|USQ Official Logo|
There are many ways to play quidditch, and if you look around the internet, you're bound to find all sorts of variations. Some involve pool noodles as brooms. Some involve frisbees as golden snitches. Heck, there's a United States Quidditch organization that has created a 200+ page rule book and has member teams from many colleges and universities, in addition to youth and adult leagues. There are many ways to play quidditch, so you'll want to do some research and figure out what works best for your audience. Our setup relied heavily on the rules outlined by USQ, but we also made some adaptations to better suit the middle school age group.
We played quidditch four out of the five days and alternated which houses partnered together for competition. I didn't want anyone just sitting on the sidelines watching, so it was always 2 houses v. 2 houses.
Note: You may be looking at my photos and thinking "These are terrible photos! I can't see anything!" Sorry about that from a documentation perspective. I didn't want to post any photos of campers that showed their faces. Gotta respect their privacy.
1 Broom for each fielder
2 Keeper Brooms (larger and thus better for blocking)
2 Quaffles (not fully inflated, but not totally deflated; somewhere in between)
4 Bludgers (some people use dodgeballs, some kick/playground balls; we used knobby balls)
1 Yellow Jersey (and, if you like, 1 yellow sport sock with a tennis ball inside)
Jerseys (or some other identifier) for at least one of the teams, if not both (we had one team wear red)
6 Hoops (or you can use hula hoops and duct tape!)
6 1.5" PVC pipes in the following lengths (two of each): 2'9" 4'3" and 5'9"
Orange Cones (to demarcate the playing field, if necessary)
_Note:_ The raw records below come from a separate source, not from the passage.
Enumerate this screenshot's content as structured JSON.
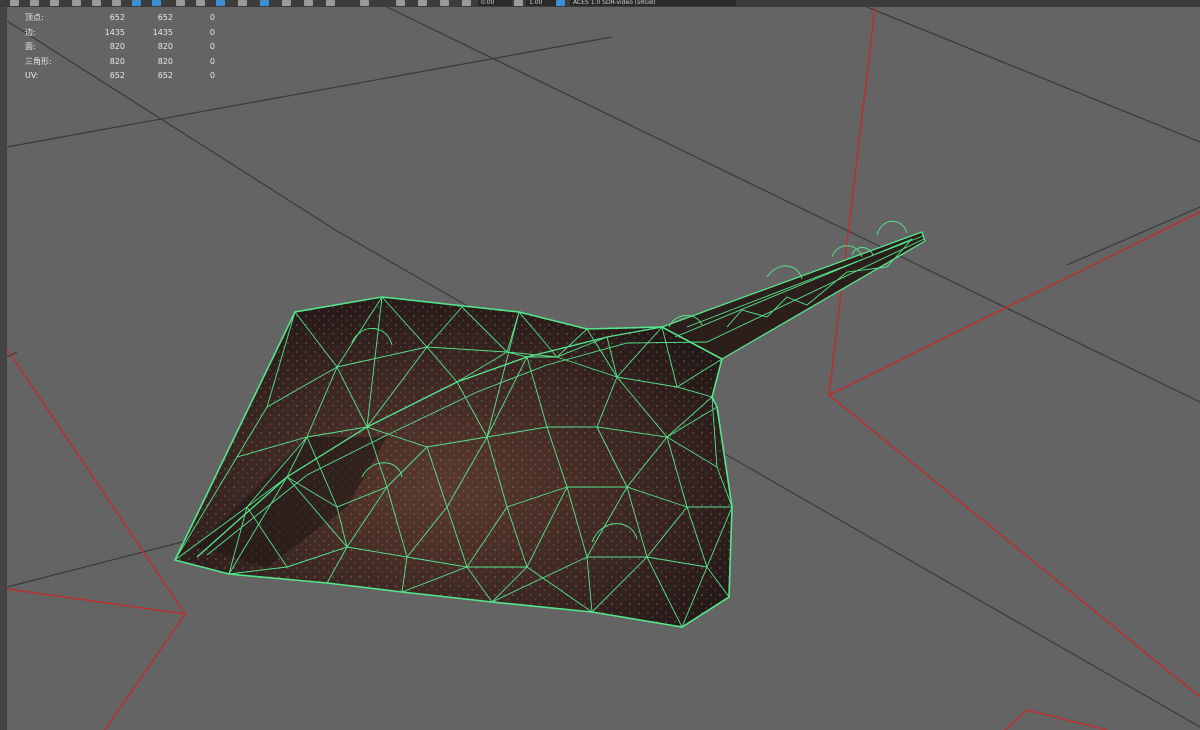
{
  "toolbar": {
    "field_a": "0.00",
    "field_b": "1.00",
    "color_space": "ACES 1.0 SDR-video (sRGB)"
  },
  "heads_up_display": {
    "rows": [
      {
        "label": "顶点:",
        "v1": "652",
        "v2": "652",
        "v3": "0"
      },
      {
        "label": "边:",
        "v1": "1435",
        "v2": "1435",
        "v3": "0"
      },
      {
        "label": "面:",
        "v1": "820",
        "v2": "820",
        "v3": "0"
      },
      {
        "label": "三角形:",
        "v1": "820",
        "v2": "820",
        "v3": "0"
      },
      {
        "label": "UV:",
        "v1": "652",
        "v2": "652",
        "v3": "0"
      }
    ]
  },
  "icons": [
    "toolbar-tool-icon",
    "wireframe-mesh",
    "ground-grid"
  ],
  "colors": {
    "viewport_bg": "#646464",
    "grid_line": "#3a3a3a",
    "grid_axis_red": "#c8282a",
    "wireframe": "#55e68c",
    "surface": "#3a2622"
  }
}
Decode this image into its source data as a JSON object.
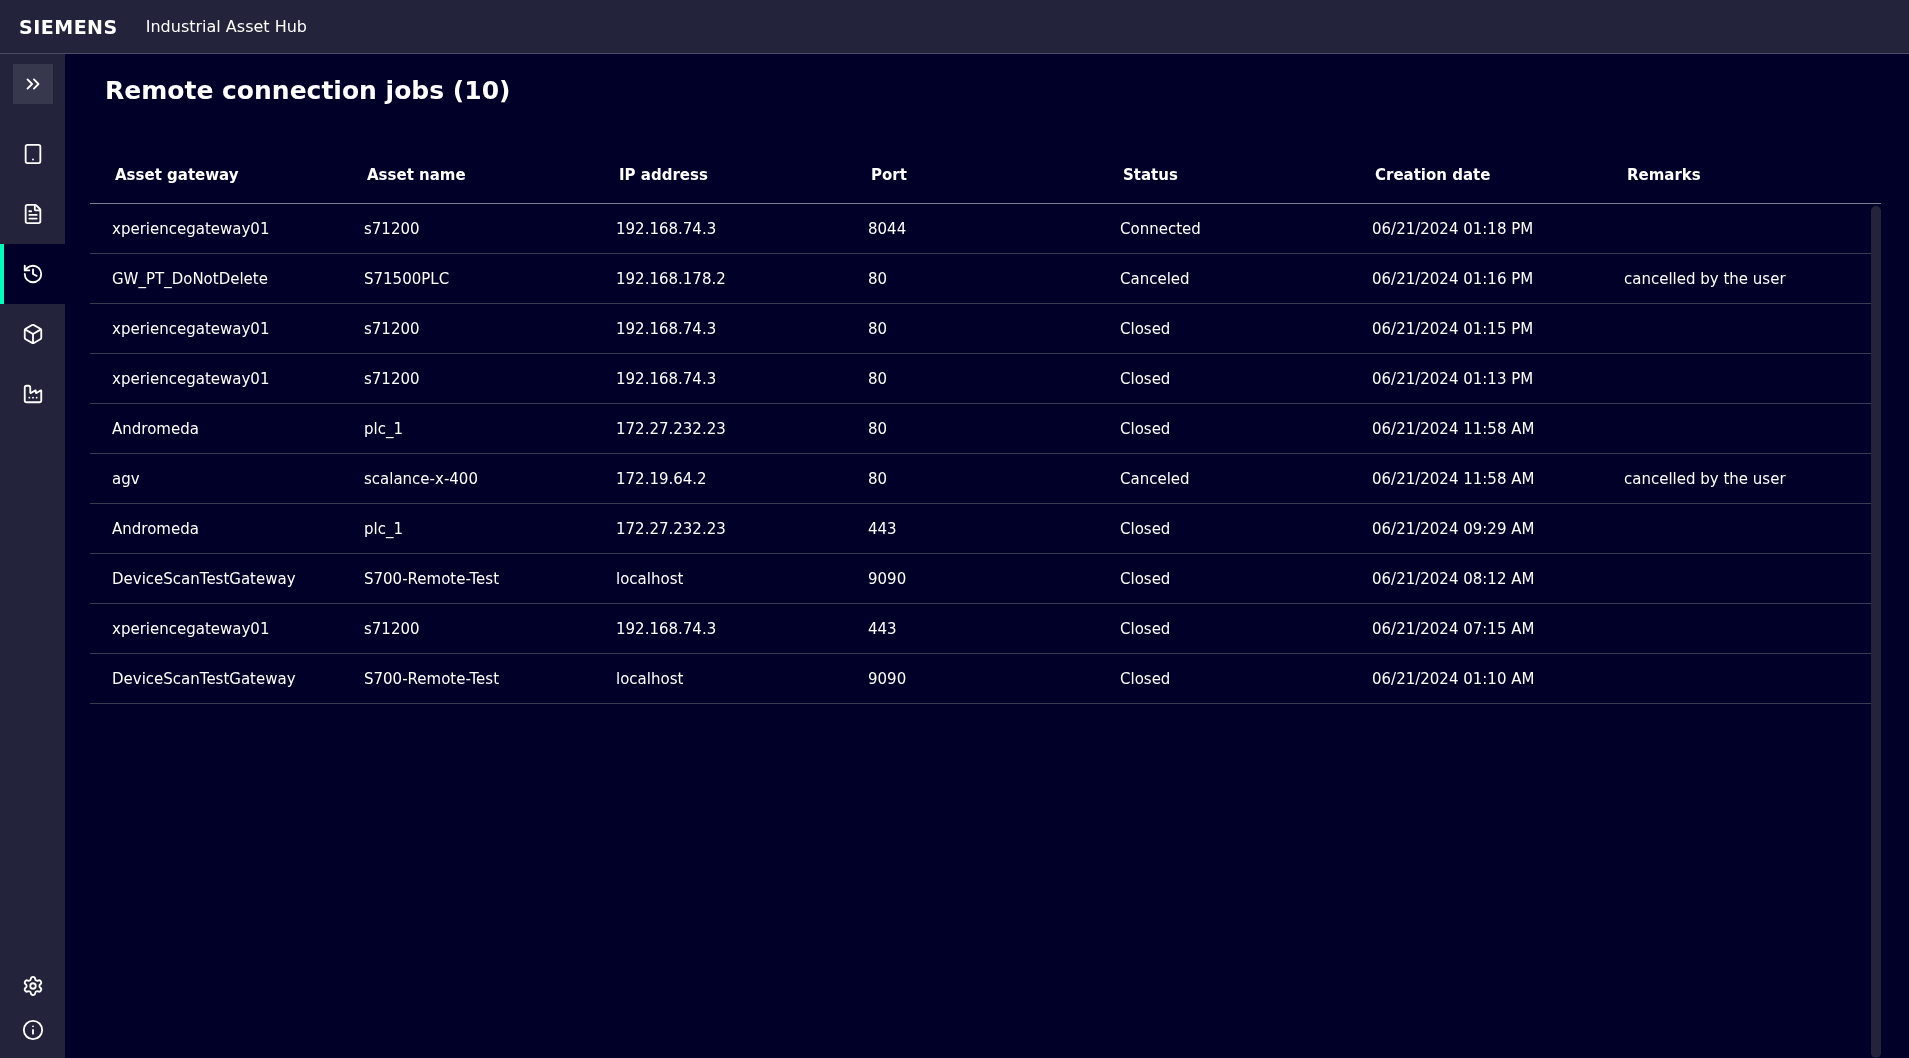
{
  "header": {
    "brand": "SIEMENS",
    "app_title": "Industrial Asset Hub"
  },
  "sidebar": {
    "items": [
      {
        "kind": "device",
        "selected": false
      },
      {
        "kind": "document",
        "selected": false
      },
      {
        "kind": "history",
        "selected": true
      },
      {
        "kind": "package",
        "selected": false
      },
      {
        "kind": "factory",
        "selected": false
      }
    ]
  },
  "page_title": "Remote connection jobs (10)",
  "table": {
    "columns": [
      "Asset gateway",
      "Asset name",
      "IP address",
      "Port",
      "Status",
      "Creation date",
      "Remarks"
    ],
    "rows": [
      [
        "xperiencegateway01",
        "s71200",
        "192.168.74.3",
        "8044",
        "Connected",
        "06/21/2024 01:18 PM",
        ""
      ],
      [
        "GW_PT_DoNotDelete",
        "S71500PLC",
        "192.168.178.2",
        "80",
        "Canceled",
        "06/21/2024 01:16 PM",
        "cancelled by the user"
      ],
      [
        "xperiencegateway01",
        "s71200",
        "192.168.74.3",
        "80",
        "Closed",
        "06/21/2024 01:15 PM",
        ""
      ],
      [
        "xperiencegateway01",
        "s71200",
        "192.168.74.3",
        "80",
        "Closed",
        "06/21/2024 01:13 PM",
        ""
      ],
      [
        "Andromeda",
        "plc_1",
        "172.27.232.23",
        "80",
        "Closed",
        "06/21/2024 11:58 AM",
        ""
      ],
      [
        "agv",
        "scalance-x-400",
        "172.19.64.2",
        "80",
        "Canceled",
        "06/21/2024 11:58 AM",
        "cancelled by the user"
      ],
      [
        "Andromeda",
        "plc_1",
        "172.27.232.23",
        "443",
        "Closed",
        "06/21/2024 09:29 AM",
        ""
      ],
      [
        "DeviceScanTestGateway",
        "S700-Remote-Test",
        "localhost",
        "9090",
        "Closed",
        "06/21/2024 08:12 AM",
        ""
      ],
      [
        "xperiencegateway01",
        "s71200",
        "192.168.74.3",
        "443",
        "Closed",
        "06/21/2024 07:15 AM",
        ""
      ],
      [
        "DeviceScanTestGateway",
        "S700-Remote-Test",
        "localhost",
        "9090",
        "Closed",
        "06/21/2024 01:10 AM",
        ""
      ]
    ]
  }
}
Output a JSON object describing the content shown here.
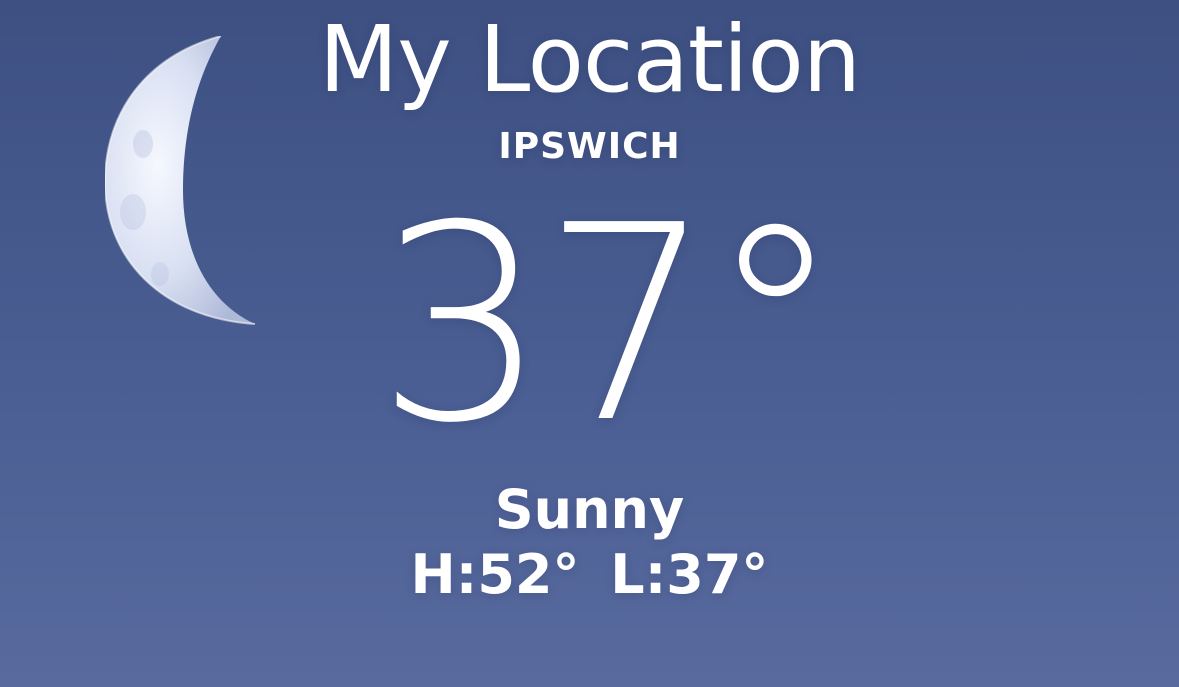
{
  "weather": {
    "title": "My Location",
    "city": "IPSWICH",
    "temperature": "37°",
    "condition": "Sunny",
    "high_low": "H:52°  L:37°"
  },
  "visuals": {
    "moon_icon": "waning-crescent-moon-icon",
    "background_color": "#4a5e93"
  }
}
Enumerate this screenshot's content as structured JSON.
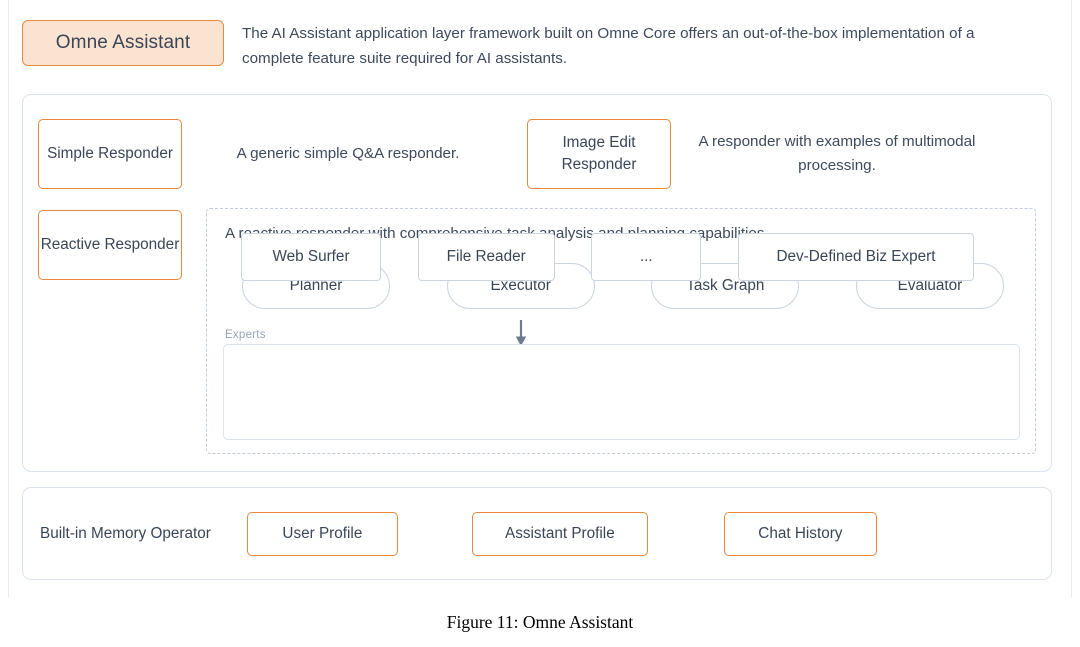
{
  "header": {
    "title_badge": "Omne Assistant",
    "description": "The AI Assistant application layer framework built on Omne Core offers an out-of-the-box implementation of a complete feature suite required for AI assistants."
  },
  "responders": [
    {
      "name": "Simple Responder",
      "description": "A generic simple Q&A responder."
    },
    {
      "name": "Image Edit Responder",
      "description": "A responder with examples of multimodal processing."
    }
  ],
  "reactive": {
    "name": "Reactive Responder",
    "description": "A reactive responder with comprehensive task analysis and planning capabilities.",
    "stages": [
      "Planner",
      "Executor",
      "Task Graph",
      "Evaluator"
    ],
    "arrow_icon": "arrow-down-icon",
    "experts_label": "Experts",
    "experts": [
      "Web Surfer",
      "File Reader",
      "...",
      "Dev-Defined Biz Expert"
    ]
  },
  "memory": {
    "label": "Built-in Memory Operator",
    "items": [
      "User Profile",
      "Assistant Profile",
      "Chat History"
    ]
  },
  "caption": "Figure 11: Omne Assistant",
  "colors": {
    "accent_orange": "#e8883f",
    "badge_fill": "#fbe3d2",
    "panel_border": "#dde3ec",
    "pill_border": "#cbd4e0",
    "dashed_border": "#c3ccda",
    "text": "#3a4656",
    "muted_text": "#97a3b4",
    "arrow": "#6b7a90"
  }
}
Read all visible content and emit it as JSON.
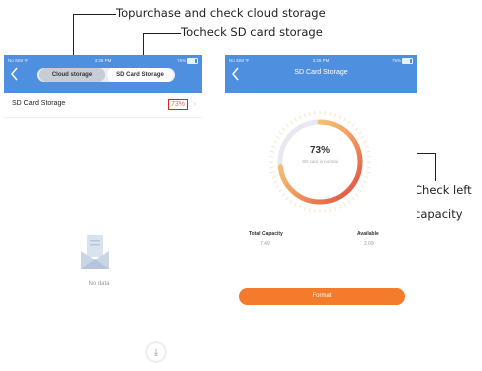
{
  "annotations": {
    "cloud": "Topurchase and check cloud storage",
    "sd": "Tocheck SD card storage",
    "check_left_line1": "Check left",
    "check_left_line2": "capacity"
  },
  "left_screen": {
    "status": {
      "carrier": "No SIM ᯤ",
      "time": "3:26 PM",
      "battery": "75%"
    },
    "tabs": [
      "Cloud storage",
      "SD Card Storage"
    ],
    "active_tab": "SD Card Storage",
    "row": {
      "label": "SD Card Storage",
      "value": "73%"
    },
    "empty_text": "No data",
    "fab_icon": "download-icon"
  },
  "right_screen": {
    "status": {
      "carrier": "No SIM ᯤ",
      "time": "3:26 PM",
      "battery": "75%"
    },
    "title": "SD Card Storage",
    "gauge": {
      "value_text": "73%",
      "fraction": 0.73,
      "sub": "SD card is normal"
    },
    "capacity": {
      "total_label": "Total Capacity",
      "total_value": "7.49",
      "available_label": "Available",
      "available_value": "2.09"
    },
    "button": "Format"
  },
  "colors": {
    "accent": "#4f8fe0",
    "format": "#f47a2c",
    "highlight": "#e02020"
  }
}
*You may also consider colored sweatband headbands for players that indicate which position they play. We didn't do this, but might next year. It gets seriously confusing and crazy on the pitch.
**Another thing you may want to do is buy brown duct tape and wind it on down the handle of the straw brooms, all the way to where the straw attaches. Give it a few extra spins at the point where the straw connects too. This will help prevent the bamboo from breaking and keep the straw part from falling off.
The easiest place to play quidditch is on a basketball court, because it already has lines. We didn't have that luxury and were instead out on a big grassy field. We marked the corners and center line with cones and then set up 3 hoops on each end. Along the center line, we placed our quaffles and bludgers. Our field was probably about half the size of a soccer field, and it worked pretty well for our age group. With three adults, we could each kind of keep everything in sight. Kind of.
Each team should have:
1 Keeper (uses big broom)
1 Seeker (fast)
2 Beaters - (good aim)
3 Chasers - (fast and good aim)
You'll also need to designate someone as the Golden Snitch. This person is a neutral party and wears the yellow jersey (and if you're using the sock with the tennis ball, tucks that into his/her waistband). We had our referees serve as the snitches and they took turns donning the yellow jersey and running around on the field trying not to get caught at various intervals.
When the game began, all players started on their sides and had to run to the center to get the quaffles (offense) and bludgers (defense).
I can't say it better than USQ, so I'll just quote them:
Three chasers score goals worth 10 points each with a volleyball called the quaffle. They advance the ball down the field by running with it, passing it to teammates, or kicking it. Each team has a keeper who defends the goal hoops. Two beaters use dodgeballs called bludgers to disrupt the flow of the game by “knocking out” other players. Any player hit by a bludger is out of play until they touch their own goals. Each team also has a seeker who tries to catch the snitch. The snitch is a ball attached to the waistband of the snitch runner, a neutral athlete in a yellow uniform who uses any means to avoid capture. The snitch is worth 30 points and its capture ends the game. If the score is tied after the snitch catch, the game proceeds into overtime. (https://www.usquidditch.org/about/rules/)We found that having the snitch end the game was anti-climactic and disappointing. We made it so though it was worth more points, it didn't end the game. Catching the snitch was more an opportunity to win bonus points and give the Seekers something to do. Otherwise, being a Seeker is really boring.
Be very clear about this one thing before you start: THE BROOM IS NOT A WEAPON. If a player uses the broom to strike or block another player or ball (except the Keeper, who may block), they receive a penalty and must sit out for 60 seconds. If they do it a second time, they sit out 5 minutes. A third time = ejection from game. And probably a cal home. You don't need that.
Ending the Game
We weren't official about this at all. The actual amount of playing time varied each day, based on the heat (needed to make sure kids were hydrated and not playing outside too long on the terribly hot days), whether it was an evenly matched event or a total blowout (tried to end the blowouts faster), and how well everyone was getting along. Friendly competition = good. Hitting an opponent with your broom = bad.
Phew! And there you have it. Quidditch! This post took forever to write. I hope it's helpful. And if I left anything out, let me know and I'll add in detail.
The LibrariYAn is an Amazon Associate. If you click from links on this blog to Amazon and buy something (anything!), I receive a small percentage of the purchase price.